The book is written from the prospective of Parchy Mustment. He’s an Earth Pony that loves to travel around all of Equestria, looking for different and exotic creatures, then studying them and writing about them. I like this approach, as it gives a less-sterile feel to the writing. A GM can also use the entries as good bits for their game. They could have their players come across the tome and use it to follow around Musty and his adventures or somesuch. As for the entries themselves, since the system uses a pretty light framework for creating characters, there’s not giant stat blocks that have to be pointed out. One of the things I like the most is that many of the named characters from the show are there. For example, you get the stats for a “generic” yak, but you also get stats for Prince Rutherford. Along with that, you get stats for many characters from the setting that aren’t part of a specific group. You get Discord. You get Lord Tirek (two versions, even). It’s fairly comprehensive. There’s also stats for various “mundane” critters like rabbits, mice, and cats. There’s about 65 pages for these stats, with an average of one creature per page, so you’ve got a pretty good list of things from the setting you can drop into your game.



After the pre-made creatures section, there’s a couple pages devoted to making your own. So if there’s something they did miss (and that’d be hard to find), they give you guidelines for making your own. Or, if you’d like to just make your own creatures that aren’t already part of the established canon, there’s a guide to do that. Very handy to have.



The next section gives you stats and abilities for various ponies in Equestria. The original rulebook had stats for the Mane 6, as well as a generic version of all three types of ponies. The Bestiary expands on that, giving you stats for many of the minor characters from the series. There’s the Cutie Mark Crusaders, Maud, DJ Pon-3, and several others. This is also the section where we first get actual stats for the Princesses. Celestia, Luna, and Cadence all get entries. Beyond the named characters, there’s also the generics and sort of… let’s say “Generic Plus” types of ponies. By that, I mean you get the stats for a generic Royal Guard pony, as well as a generic Wonderbolt. So if your characters happen to run into such during your game, you’ve got ready-made stats for them. You can use those as-is, or tweak to your needs. But tweaking stats is a lot easier than coming up with them whole-cloth.



The section that follows is about new Talents. The original rulebook was pretty open-ended with its Talent list. You had a lot of core elements, along with a “if you can think of another that’s not covered here, talk with your GM.” The Bestiary goes a step further and introduces 9 new pages worth of Talents. Some are race-specific, like Burrow being Diamond Dog only, or Fire Breath being Dragon only, but many are available to all different types of ponies. Many of the Talents are also for Creatures only.

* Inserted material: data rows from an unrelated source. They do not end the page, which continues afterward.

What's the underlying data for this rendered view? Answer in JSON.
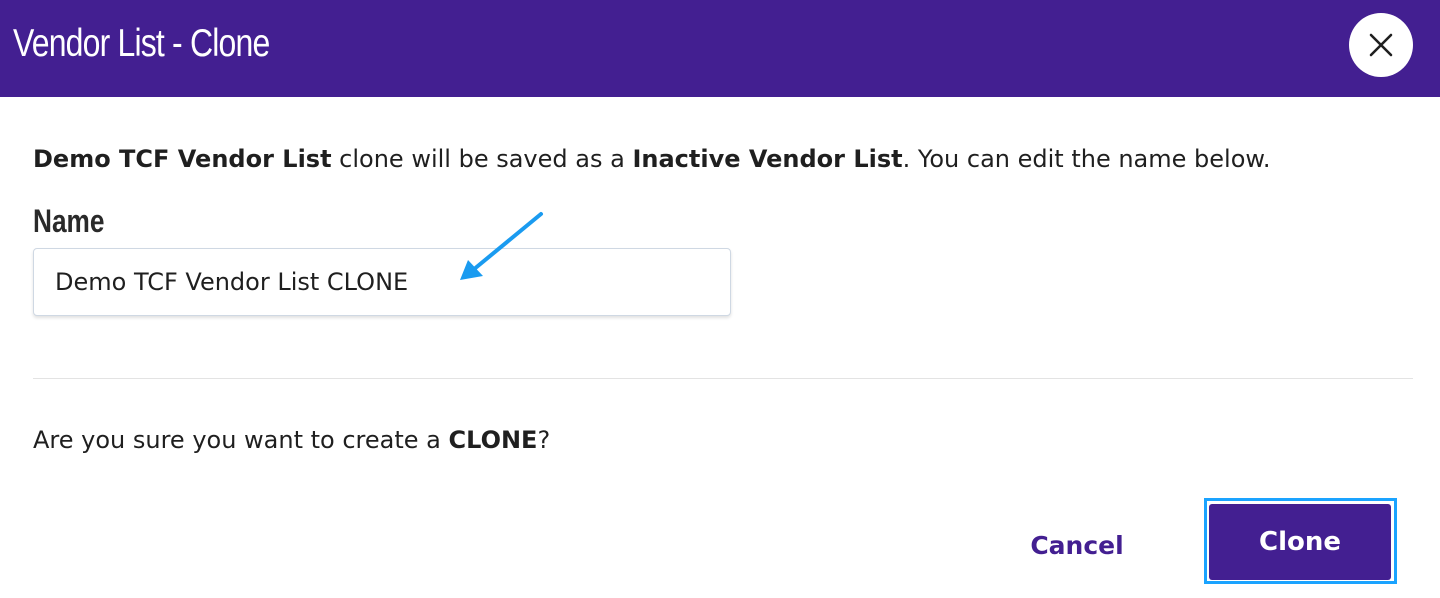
{
  "dialog": {
    "title": "Vendor List - Clone",
    "close_icon": "close-icon"
  },
  "intro": {
    "list_name": "Demo TCF Vendor List",
    "text_1": " clone will be saved as a ",
    "status": "Inactive Vendor List",
    "text_2": ". You can edit the name below."
  },
  "form": {
    "name_label": "Name",
    "name_value": "Demo TCF Vendor List CLONE"
  },
  "annotation": {
    "icon": "arrow-icon",
    "color": "#1a9bf0"
  },
  "confirm": {
    "text_1": "Are you sure you want to create a ",
    "emphasis": "CLONE",
    "text_2": "?"
  },
  "actions": {
    "cancel_label": "Cancel",
    "clone_label": "Clone"
  },
  "colors": {
    "brand": "#431f91",
    "focus_ring": "#1aa3ff"
  }
}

They’re used when either making your own Creature, or were referenced back in the first section of the book.



Following Talents is a list of new Quirks. As with Talents, Quirks had been left rather open-ended in the rulebook, but are expanded here. Many of these are based on new Creatures or races introduced in the book, but there’s a couple that can be used by your average PC, too.



Speaking of PCs, the next section includes new Player Races. The rulebook gave you only the option of the 3 main types of Ponies (Earth, Pegasus, and Unicorn). Those are reiterated in the Bestiary, but you also get new races. They’re the Dragon, Griffon, Buffalo, Diamond Dog, Changeling, and Crystal Pony. So that triples the amount of races that your players can choose from. Maybe one has been a Changeling this entire time and is only revealing themselves now!



Following that is a rather helpful Index. Not enough books have a good Index, in my opinion. But this one’s pretty good.

So, how do I feel about the book? Did it live up to my expectations? Honestly, it more-than lived up to them. Flipping through the pages, I was remembering all the various episodes where those different Creatures had shown up. I found it hard to think of anything they missed, honestly. I love the addition of the named characters along with the generic versions. I love the extended look at various named Ponies from the show. I love the expanded choices in player race. The new Talents are very welcome. Overall, I feel that the book is a must-have for your games of Tails of Equestria. The rulebook is great for what it is, teaching you the game and giving you the fundamental framework. The Bestiary is really what puts “meat on the bones” of the whole system, and your games will be well-served by picking it up.

Most of the world can pick up their copies from River Horse.
Those of us in North America can order it through Ninja Division.